[Excerpts from an interface dataset]
▬▬▬
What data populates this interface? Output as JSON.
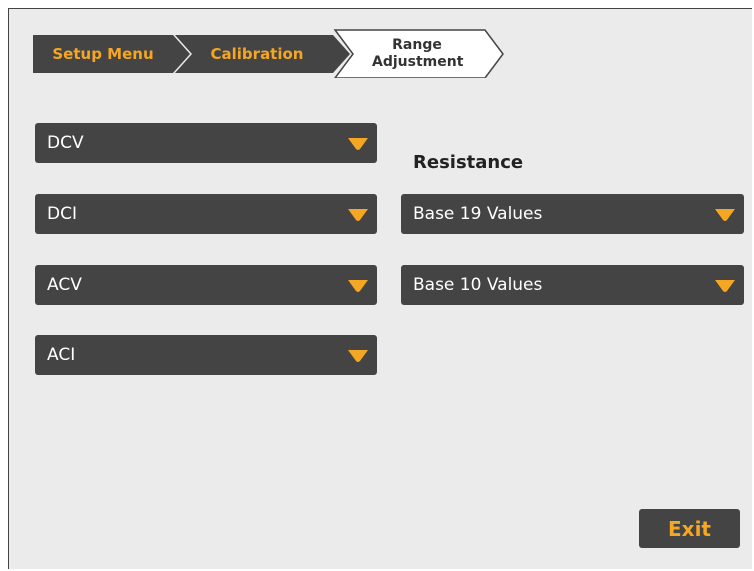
{
  "breadcrumb": {
    "items": [
      {
        "label": "Setup Menu"
      },
      {
        "label": "Calibration"
      },
      {
        "label": "Range Adjustment"
      }
    ]
  },
  "functions": [
    {
      "label": "DCV"
    },
    {
      "label": "DCI"
    },
    {
      "label": "ACV"
    },
    {
      "label": "ACI"
    }
  ],
  "resistance": {
    "title": "Resistance",
    "options": [
      {
        "label": "Base 19 Values"
      },
      {
        "label": "Base 10 Values"
      }
    ]
  },
  "exit_label": "Exit",
  "colors": {
    "accent": "#f5a623",
    "dropdown_bg": "#444444",
    "background": "#ebebeb"
  }
}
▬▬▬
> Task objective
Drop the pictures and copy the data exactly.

> Response to this exercise
What data populates this interface? Output as JSON.
{
  "breadcrumb": {
    "items": [
      {
        "label": "Setup Menu"
      },
      {
        "label": "Calibration"
      },
      {
        "label": "Range Adjustment"
      }
    ]
  },
  "functions": [
    {
      "label": "DCV"
    },
    {
      "label": "DCI"
    },
    {
      "label": "ACV"
    },
    {
      "label": "ACI"
    }
  ],
  "resistance": {
    "title": "Resistance",
    "options": [
      {
        "label": "Base 19 Values"
      },
      {
        "label": "Base 10 Values"
      }
    ]
  },
  "exit_label": "Exit",
  "colors": {
    "accent": "#f5a623",
    "dropdown_bg": "#444444",
    "background": "#ebebeb"
  }
}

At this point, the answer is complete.